Records for this exercise:
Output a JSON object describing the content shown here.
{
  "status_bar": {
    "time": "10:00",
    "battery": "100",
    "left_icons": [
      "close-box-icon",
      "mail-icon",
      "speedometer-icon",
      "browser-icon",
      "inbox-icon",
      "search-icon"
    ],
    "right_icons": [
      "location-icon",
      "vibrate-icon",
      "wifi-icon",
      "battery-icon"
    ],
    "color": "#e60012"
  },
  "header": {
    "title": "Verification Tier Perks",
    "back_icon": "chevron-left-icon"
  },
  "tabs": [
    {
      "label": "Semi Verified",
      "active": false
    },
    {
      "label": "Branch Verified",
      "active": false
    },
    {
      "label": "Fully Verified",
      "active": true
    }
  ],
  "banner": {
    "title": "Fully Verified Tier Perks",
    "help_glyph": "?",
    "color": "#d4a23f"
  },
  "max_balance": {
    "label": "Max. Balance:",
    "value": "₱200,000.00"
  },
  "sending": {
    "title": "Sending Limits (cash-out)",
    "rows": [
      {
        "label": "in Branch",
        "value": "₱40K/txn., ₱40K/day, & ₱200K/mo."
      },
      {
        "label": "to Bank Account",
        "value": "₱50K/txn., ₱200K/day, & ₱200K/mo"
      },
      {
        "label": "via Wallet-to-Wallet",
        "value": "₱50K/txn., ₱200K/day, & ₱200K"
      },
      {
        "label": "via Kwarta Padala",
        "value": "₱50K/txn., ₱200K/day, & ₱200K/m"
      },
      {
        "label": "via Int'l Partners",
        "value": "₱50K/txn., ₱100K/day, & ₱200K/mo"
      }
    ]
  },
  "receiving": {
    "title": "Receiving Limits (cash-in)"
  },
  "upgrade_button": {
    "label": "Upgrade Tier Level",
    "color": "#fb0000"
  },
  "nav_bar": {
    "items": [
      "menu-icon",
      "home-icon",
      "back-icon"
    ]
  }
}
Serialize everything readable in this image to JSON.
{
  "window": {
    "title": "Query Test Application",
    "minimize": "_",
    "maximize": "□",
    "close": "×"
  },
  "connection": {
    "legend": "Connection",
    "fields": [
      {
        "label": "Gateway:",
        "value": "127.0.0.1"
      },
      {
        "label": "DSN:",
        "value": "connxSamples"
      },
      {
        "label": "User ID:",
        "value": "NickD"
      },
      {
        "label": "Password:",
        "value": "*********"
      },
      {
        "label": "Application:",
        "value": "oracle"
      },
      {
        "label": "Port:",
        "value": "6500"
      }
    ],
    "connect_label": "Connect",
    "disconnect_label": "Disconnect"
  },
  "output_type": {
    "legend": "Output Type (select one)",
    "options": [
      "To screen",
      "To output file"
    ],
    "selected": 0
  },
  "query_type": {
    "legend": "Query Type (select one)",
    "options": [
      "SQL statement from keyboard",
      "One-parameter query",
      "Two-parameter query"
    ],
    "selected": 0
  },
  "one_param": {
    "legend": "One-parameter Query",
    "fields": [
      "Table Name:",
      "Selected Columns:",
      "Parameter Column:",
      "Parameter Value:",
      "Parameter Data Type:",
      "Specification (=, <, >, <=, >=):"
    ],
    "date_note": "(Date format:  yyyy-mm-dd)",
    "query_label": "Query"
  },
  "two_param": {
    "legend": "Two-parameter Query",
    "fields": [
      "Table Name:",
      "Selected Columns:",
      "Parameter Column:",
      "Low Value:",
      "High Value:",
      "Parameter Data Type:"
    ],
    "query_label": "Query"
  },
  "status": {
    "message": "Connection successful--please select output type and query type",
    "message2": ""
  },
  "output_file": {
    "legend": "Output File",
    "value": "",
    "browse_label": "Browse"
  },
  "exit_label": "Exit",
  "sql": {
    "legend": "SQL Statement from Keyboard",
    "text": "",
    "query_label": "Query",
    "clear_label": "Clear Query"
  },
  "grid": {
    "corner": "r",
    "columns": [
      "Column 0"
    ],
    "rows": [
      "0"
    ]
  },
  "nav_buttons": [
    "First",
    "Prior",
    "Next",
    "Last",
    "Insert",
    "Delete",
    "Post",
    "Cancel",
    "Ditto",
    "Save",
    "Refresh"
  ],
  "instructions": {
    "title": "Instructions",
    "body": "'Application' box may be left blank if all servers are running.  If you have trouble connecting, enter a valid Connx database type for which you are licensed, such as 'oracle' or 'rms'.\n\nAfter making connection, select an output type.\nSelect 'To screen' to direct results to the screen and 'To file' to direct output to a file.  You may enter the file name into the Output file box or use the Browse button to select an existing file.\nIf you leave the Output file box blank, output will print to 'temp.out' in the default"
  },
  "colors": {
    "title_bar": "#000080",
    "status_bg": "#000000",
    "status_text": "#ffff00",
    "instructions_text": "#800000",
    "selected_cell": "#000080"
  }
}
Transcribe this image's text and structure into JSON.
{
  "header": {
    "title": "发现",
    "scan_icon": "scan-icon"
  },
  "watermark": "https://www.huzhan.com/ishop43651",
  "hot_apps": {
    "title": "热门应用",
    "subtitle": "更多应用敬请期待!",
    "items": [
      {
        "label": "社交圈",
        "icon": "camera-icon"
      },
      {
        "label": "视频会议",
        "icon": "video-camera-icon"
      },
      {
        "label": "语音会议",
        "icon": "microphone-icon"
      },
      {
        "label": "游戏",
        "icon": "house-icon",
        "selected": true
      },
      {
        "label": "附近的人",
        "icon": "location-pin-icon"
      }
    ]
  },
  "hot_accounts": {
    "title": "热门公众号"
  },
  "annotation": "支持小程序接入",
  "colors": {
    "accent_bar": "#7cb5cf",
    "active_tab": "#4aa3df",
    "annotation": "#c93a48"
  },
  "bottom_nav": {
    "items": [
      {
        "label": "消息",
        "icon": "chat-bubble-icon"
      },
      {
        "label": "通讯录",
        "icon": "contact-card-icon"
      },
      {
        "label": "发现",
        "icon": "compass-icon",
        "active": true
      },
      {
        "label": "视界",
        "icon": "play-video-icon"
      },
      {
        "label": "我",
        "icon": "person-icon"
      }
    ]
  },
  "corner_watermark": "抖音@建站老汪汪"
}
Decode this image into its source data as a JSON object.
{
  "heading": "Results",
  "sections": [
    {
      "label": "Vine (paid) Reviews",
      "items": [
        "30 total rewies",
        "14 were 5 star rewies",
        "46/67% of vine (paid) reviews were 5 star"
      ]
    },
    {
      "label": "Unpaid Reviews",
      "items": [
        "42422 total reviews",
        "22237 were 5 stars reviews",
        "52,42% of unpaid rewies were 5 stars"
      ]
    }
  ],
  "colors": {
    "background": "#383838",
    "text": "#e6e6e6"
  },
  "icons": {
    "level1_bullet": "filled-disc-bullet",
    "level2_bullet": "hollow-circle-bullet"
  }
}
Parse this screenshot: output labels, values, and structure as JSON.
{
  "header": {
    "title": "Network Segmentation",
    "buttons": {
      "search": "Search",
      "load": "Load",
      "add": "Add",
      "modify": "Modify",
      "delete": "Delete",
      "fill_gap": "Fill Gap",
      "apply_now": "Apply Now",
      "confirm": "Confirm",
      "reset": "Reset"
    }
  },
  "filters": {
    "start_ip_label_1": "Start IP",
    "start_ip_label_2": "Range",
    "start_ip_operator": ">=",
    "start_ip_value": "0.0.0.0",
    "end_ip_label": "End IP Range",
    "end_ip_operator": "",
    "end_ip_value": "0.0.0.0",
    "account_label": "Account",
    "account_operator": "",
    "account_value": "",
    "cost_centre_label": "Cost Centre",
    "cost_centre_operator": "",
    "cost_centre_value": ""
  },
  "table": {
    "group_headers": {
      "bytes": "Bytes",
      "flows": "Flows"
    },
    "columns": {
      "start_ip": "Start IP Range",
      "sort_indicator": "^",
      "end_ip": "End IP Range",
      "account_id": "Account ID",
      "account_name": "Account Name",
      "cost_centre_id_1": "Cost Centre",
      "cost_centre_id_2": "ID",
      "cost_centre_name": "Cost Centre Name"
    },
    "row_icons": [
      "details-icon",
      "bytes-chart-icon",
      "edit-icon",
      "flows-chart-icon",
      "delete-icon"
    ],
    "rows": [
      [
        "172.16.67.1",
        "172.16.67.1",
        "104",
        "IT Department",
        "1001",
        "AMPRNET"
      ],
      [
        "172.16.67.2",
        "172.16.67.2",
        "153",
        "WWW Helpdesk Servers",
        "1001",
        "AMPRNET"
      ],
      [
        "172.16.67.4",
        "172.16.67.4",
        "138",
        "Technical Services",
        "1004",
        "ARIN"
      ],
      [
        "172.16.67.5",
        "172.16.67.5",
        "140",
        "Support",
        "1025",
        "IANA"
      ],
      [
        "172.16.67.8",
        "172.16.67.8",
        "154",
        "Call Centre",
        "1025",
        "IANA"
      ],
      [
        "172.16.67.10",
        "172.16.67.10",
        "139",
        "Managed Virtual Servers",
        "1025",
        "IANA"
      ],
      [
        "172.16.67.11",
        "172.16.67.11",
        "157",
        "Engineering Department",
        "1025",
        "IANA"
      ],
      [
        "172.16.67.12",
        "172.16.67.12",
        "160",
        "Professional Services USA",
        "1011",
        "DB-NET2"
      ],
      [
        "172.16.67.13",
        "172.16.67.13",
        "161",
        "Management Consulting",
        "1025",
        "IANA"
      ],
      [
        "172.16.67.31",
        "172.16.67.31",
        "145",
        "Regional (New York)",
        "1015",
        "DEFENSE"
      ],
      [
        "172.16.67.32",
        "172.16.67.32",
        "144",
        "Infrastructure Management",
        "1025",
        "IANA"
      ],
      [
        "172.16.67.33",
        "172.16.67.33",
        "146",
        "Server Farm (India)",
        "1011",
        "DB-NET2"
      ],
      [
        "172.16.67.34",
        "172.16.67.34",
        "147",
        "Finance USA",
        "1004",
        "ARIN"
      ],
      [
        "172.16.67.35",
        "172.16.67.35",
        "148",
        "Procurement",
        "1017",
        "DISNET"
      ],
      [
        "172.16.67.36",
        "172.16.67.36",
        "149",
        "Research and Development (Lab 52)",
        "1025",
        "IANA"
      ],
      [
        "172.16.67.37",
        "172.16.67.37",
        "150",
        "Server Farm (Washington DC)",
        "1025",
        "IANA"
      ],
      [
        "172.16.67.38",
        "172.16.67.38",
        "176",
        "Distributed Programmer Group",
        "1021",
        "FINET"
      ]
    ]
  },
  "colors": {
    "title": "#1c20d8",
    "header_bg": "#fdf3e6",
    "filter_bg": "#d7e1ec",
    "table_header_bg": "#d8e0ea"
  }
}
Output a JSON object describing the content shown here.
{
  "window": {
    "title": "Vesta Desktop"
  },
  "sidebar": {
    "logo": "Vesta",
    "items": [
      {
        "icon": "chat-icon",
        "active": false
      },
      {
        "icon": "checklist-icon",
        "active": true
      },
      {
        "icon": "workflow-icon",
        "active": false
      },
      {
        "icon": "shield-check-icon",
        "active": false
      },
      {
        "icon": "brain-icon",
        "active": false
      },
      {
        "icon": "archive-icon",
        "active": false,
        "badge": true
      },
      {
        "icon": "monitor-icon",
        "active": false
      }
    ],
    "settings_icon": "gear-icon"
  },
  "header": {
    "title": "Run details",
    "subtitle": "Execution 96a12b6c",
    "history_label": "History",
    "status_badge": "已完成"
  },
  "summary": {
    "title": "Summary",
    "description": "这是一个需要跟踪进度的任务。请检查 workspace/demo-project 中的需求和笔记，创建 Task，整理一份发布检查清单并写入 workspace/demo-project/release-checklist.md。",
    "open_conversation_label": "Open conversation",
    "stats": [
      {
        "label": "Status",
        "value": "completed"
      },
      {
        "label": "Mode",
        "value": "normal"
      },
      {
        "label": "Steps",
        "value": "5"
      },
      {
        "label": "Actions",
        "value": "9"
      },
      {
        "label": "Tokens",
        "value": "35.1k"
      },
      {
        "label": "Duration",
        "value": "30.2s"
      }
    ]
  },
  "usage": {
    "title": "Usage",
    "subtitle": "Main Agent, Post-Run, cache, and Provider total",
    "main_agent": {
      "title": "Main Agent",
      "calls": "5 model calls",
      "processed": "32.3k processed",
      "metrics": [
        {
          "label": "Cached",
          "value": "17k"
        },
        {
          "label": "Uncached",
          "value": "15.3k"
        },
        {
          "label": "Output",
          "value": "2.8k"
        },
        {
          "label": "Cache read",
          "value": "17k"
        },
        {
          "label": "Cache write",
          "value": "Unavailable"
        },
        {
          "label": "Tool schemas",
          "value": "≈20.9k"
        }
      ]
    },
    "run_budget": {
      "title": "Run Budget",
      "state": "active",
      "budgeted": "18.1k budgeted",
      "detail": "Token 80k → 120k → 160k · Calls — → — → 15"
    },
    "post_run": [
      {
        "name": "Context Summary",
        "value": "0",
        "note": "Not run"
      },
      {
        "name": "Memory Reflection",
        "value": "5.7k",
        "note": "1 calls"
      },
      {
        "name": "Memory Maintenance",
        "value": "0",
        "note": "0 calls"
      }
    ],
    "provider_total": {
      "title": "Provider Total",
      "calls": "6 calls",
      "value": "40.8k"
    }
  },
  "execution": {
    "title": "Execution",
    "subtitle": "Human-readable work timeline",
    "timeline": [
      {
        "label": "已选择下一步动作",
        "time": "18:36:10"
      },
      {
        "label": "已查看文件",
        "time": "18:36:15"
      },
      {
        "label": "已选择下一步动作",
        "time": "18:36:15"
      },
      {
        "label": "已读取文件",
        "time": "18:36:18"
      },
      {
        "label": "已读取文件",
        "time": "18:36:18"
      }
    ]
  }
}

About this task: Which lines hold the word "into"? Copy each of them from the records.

Response to this exercise:
    "body": "'Application' box may be left blank if all servers are running.  If you have trouble connecting, enter a valid Connx database type for which you are licensed, such as 'oracle' or 'rms'.\n\nAfter making connection, select an output type.\nSelect 'To screen' to direct results to the screen and 'To file' to direct output to a file.  You may enter the file name into the Output file box or use the Browse button to select an existing file.\nIf you leave the Output file box blank, output will print to 'temp.out' in the default"
Transcribe this image's text and structure into JSON.
Decode this image into its source data as a JSON object.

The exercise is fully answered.